▸ ACTION ITEM: From first line to last, give the records again word for word and omit the pictures.
━━━━━━━━━━━━━━━━━━━━━━━━━━━━━━
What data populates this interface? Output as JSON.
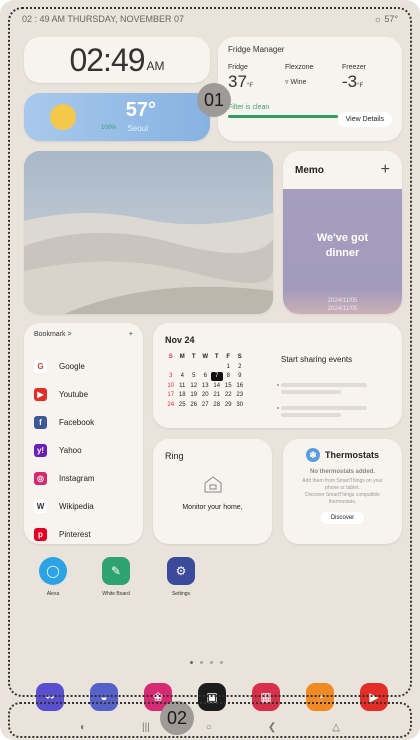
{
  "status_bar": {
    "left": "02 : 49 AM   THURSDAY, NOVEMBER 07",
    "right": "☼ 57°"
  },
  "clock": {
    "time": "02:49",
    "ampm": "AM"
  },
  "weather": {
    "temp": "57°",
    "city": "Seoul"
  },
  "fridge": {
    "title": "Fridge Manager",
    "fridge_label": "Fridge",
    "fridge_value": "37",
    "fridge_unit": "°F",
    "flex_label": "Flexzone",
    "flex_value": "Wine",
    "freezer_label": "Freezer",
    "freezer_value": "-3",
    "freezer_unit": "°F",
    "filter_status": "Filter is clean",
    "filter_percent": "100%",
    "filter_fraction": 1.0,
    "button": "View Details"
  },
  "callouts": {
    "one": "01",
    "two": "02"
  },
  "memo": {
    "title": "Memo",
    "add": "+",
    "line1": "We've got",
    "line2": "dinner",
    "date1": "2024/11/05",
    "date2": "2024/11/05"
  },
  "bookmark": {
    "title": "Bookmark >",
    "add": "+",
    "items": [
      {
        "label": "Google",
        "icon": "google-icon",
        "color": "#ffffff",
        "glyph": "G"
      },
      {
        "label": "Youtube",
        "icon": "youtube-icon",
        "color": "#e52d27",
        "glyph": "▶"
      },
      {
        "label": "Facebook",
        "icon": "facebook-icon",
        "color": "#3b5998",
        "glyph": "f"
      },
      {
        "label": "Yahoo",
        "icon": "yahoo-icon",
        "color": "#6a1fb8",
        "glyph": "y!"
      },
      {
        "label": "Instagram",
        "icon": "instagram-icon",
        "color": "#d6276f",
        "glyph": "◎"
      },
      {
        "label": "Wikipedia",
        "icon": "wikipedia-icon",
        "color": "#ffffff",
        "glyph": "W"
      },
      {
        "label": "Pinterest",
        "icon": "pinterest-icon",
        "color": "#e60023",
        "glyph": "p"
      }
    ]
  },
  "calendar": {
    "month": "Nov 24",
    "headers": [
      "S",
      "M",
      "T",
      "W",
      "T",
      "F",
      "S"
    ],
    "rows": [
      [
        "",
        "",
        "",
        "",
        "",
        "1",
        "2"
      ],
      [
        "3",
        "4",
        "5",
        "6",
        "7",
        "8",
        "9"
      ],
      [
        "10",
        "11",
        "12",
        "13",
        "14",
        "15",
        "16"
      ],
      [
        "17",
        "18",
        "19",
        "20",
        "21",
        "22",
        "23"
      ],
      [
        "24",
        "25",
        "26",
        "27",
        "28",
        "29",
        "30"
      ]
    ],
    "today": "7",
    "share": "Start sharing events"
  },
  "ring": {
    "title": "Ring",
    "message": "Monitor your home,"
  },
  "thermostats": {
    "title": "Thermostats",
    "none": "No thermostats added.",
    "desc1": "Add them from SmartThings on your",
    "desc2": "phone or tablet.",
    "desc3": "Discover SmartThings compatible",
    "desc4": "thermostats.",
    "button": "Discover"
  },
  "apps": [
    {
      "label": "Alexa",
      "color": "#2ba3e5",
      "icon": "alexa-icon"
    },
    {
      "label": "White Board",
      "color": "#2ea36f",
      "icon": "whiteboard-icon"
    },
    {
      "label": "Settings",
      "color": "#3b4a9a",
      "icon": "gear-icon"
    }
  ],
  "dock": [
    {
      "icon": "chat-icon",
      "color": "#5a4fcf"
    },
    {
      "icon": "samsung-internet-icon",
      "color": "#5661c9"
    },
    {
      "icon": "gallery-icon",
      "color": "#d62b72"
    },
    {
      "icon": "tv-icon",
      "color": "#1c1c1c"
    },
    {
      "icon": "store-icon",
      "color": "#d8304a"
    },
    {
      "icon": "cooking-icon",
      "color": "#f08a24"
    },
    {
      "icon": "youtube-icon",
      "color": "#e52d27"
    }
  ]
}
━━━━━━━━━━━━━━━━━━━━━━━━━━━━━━
▸ RESULT:
What data populates this interface? Output as JSON.
{
  "status_bar": {
    "left": "02 : 49 AM   THURSDAY, NOVEMBER 07",
    "right": "☼ 57°"
  },
  "clock": {
    "time": "02:49",
    "ampm": "AM"
  },
  "weather": {
    "temp": "57°",
    "city": "Seoul"
  },
  "fridge": {
    "title": "Fridge Manager",
    "fridge_label": "Fridge",
    "fridge_value": "37",
    "fridge_unit": "°F",
    "flex_label": "Flexzone",
    "flex_value": "Wine",
    "freezer_label": "Freezer",
    "freezer_value": "-3",
    "freezer_unit": "°F",
    "filter_status": "Filter is clean",
    "filter_percent": "100%",
    "filter_fraction": 1.0,
    "button": "View Details"
  },
  "callouts": {
    "one": "01",
    "two": "02"
  },
  "memo": {
    "title": "Memo",
    "add": "+",
    "line1": "We've got",
    "line2": "dinner",
    "date1": "2024/11/05",
    "date2": "2024/11/05"
  },
  "bookmark": {
    "title": "Bookmark >",
    "add": "+",
    "items": [
      {
        "label": "Google",
        "icon": "google-icon",
        "color": "#ffffff",
        "glyph": "G"
      },
      {
        "label": "Youtube",
        "icon": "youtube-icon",
        "color": "#e52d27",
        "glyph": "▶"
      },
      {
        "label": "Facebook",
        "icon": "facebook-icon",
        "color": "#3b5998",
        "glyph": "f"
      },
      {
        "label": "Yahoo",
        "icon": "yahoo-icon",
        "color": "#6a1fb8",
        "glyph": "y!"
      },
      {
        "label": "Instagram",
        "icon": "instagram-icon",
        "color": "#d6276f",
        "glyph": "◎"
      },
      {
        "label": "Wikipedia",
        "icon": "wikipedia-icon",
        "color": "#ffffff",
        "glyph": "W"
      },
      {
        "label": "Pinterest",
        "icon": "pinterest-icon",
        "color": "#e60023",
        "glyph": "p"
      }
    ]
  },
  "calendar": {
    "month": "Nov 24",
    "headers": [
      "S",
      "M",
      "T",
      "W",
      "T",
      "F",
      "S"
    ],
    "rows": [
      [
        "",
        "",
        "",
        "",
        "",
        "1",
        "2"
      ],
      [
        "3",
        "4",
        "5",
        "6",
        "7",
        "8",
        "9"
      ],
      [
        "10",
        "11",
        "12",
        "13",
        "14",
        "15",
        "16"
      ],
      [
        "17",
        "18",
        "19",
        "20",
        "21",
        "22",
        "23"
      ],
      [
        "24",
        "25",
        "26",
        "27",
        "28",
        "29",
        "30"
      ]
    ],
    "today": "7",
    "share": "Start sharing events"
  },
  "ring": {
    "title": "Ring",
    "message": "Monitor your home,"
  },
  "thermostats": {
    "title": "Thermostats",
    "none": "No thermostats added.",
    "desc1": "Add them from SmartThings on your",
    "desc2": "phone or tablet.",
    "desc3": "Discover SmartThings compatible",
    "desc4": "thermostats.",
    "button": "Discover"
  },
  "apps": [
    {
      "label": "Alexa",
      "color": "#2ba3e5",
      "icon": "alexa-icon"
    },
    {
      "label": "White Board",
      "color": "#2ea36f",
      "icon": "whiteboard-icon"
    },
    {
      "label": "Settings",
      "color": "#3b4a9a",
      "icon": "gear-icon"
    }
  ],
  "dock": [
    {
      "icon": "chat-icon",
      "color": "#5a4fcf"
    },
    {
      "icon": "samsung-internet-icon",
      "color": "#5661c9"
    },
    {
      "icon": "gallery-icon",
      "color": "#d62b72"
    },
    {
      "icon": "tv-icon",
      "color": "#1c1c1c"
    },
    {
      "icon": "store-icon",
      "color": "#d8304a"
    },
    {
      "icon": "cooking-icon",
      "color": "#f08a24"
    },
    {
      "icon": "youtube-icon",
      "color": "#e52d27"
    }
  ]
}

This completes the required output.